Task:
If a line in the material below has the word "JSON", copy it.

___ Extracted material

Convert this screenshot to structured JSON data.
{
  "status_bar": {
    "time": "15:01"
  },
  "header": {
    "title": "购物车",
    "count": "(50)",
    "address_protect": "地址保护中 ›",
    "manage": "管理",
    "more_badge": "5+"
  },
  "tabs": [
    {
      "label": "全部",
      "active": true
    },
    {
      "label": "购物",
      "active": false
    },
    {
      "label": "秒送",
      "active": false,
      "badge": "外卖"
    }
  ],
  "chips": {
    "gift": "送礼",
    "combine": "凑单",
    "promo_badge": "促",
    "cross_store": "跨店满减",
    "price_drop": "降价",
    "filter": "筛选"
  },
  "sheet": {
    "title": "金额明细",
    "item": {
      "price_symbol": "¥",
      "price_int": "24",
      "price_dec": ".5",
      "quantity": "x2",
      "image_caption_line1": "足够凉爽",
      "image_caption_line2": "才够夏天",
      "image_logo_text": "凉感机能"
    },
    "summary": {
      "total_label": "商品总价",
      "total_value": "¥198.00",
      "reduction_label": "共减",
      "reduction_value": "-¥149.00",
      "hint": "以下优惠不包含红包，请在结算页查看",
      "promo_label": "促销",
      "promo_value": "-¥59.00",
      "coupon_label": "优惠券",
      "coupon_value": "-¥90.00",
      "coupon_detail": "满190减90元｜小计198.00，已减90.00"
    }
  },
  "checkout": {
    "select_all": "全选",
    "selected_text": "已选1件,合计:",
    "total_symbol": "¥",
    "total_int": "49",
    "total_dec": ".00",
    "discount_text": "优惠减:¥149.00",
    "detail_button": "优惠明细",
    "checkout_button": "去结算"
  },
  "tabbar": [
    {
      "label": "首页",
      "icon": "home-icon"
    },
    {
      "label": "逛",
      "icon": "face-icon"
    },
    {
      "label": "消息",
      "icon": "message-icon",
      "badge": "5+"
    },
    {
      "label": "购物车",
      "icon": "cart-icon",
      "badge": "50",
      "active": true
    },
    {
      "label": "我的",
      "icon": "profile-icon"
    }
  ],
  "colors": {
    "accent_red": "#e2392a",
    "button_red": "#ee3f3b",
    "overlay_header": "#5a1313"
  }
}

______
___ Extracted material

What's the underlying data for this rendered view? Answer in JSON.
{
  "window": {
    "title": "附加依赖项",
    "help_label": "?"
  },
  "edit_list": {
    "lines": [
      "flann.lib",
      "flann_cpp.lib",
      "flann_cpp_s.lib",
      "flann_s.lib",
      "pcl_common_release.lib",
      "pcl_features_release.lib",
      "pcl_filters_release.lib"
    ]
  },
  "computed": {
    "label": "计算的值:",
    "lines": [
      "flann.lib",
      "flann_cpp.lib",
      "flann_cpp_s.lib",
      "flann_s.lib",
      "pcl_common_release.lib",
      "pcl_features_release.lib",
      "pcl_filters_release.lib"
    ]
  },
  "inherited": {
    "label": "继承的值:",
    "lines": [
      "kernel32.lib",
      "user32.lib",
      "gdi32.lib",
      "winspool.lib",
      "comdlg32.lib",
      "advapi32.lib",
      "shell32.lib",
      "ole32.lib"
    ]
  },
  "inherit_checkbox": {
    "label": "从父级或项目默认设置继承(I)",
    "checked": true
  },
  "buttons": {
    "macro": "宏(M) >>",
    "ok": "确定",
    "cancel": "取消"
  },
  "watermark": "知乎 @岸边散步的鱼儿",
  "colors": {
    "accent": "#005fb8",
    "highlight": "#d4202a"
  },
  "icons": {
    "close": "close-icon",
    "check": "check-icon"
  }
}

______

Completed exercise:
Convert this screenshot to structured JSON data.
What's the underlying data for this rendered view? Answer in JSON.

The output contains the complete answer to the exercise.